This case has garnered national attention in both the U.S. and in Canada because of the number of intriguing facets to the case – sports, cross-border law, anonymous sourcing, the rights of journalists, and the ongoing war between the CHL and NCAA hockey.
That feud, said Fink, is what he believes is at the heart of Kitchener’s legal action.
“I think that The Daily and (Slovin) its columnist appear to be really pawns in some ongoing feud … between the Canadian Hockey League and the NCAA,” said Fink. “It’s really, as it occurs to me, nothing more than a PR battle, because I don’t see that the Rangers have anything to gain by proceeding in this case.”
According to Fink, The Daily was served its notice in person on Monday, while Slovin received his notice on Tuesday morning. The lawsuit was filed in a Kitchener court, which means both the paper and Slovin have 40 days from the time they have been served in order to file their statement of defence. The Rangers are seeking $1 million in damages – $500,000 in general damages and $500,000 in punitive damages.
Fink, a former reporter and editor himself, isn’t tipping his hand in terms of how he and his clients intend to proceed.

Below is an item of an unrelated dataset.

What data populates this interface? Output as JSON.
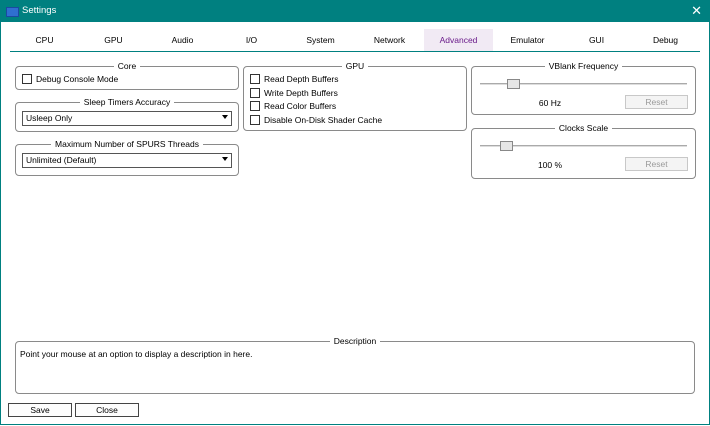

“There are a number of things we might consider doing in Canada,” said Fink, who worked as the night city editor for The Detroit News while he was going to law school. “I think, first of all, we could appear and oppose jurisdiction and argue that, simply, there is no jurisdiction whatsoever. As part of that we could also argue that the forum (in Kitchener) is inconvenient and ask that it could be dismissed because there is another very convenient forum – those are possibilities that would certainly have to be considered.”
The biggest fight between the two sides looks to be over where the case should be heard. Since the Rangers have filed suit in Canada, Fink is accusing the Rangers of forum shopping, since the libel laws in the U.S. generally tend to favour the defendants. He also notes that because the Rangers do business in the U.S. – particularly in Michigan – where the OHL’s Saginaw Spirit and Plymouth Whalers are located, the case should be heard by the U.S. courts.
“They clearly know where Detroit is and they clearly know the road,” said Fink. “They do business here. There are a lot of interesting possibilities, but I don’t know how far they want to take it.”
But as far as Ryder Gilliland, the lawyer representing the Rangers, is concerned - he believes they’re right to have their case heard in Kitchener.
“We are quite confident that the Ontario court does have jurisdiction given that the subject matter of the article is the Kitchener Rangers,” said Gilliland in an interview last week. “The story even quotes an OHL source, so it’s clearly dealing with Ontario matters and it clearly affects the Kitchener Rangers which are Ontario based.”
No matter where the suit ends up being heard – if it goes that far – one thing is certain: hockey fans, media, and lawyers alike will all be interested to see what happens next in this fascinating case.
“It’s almost a law school exam in international jurisprudence,” said Fink.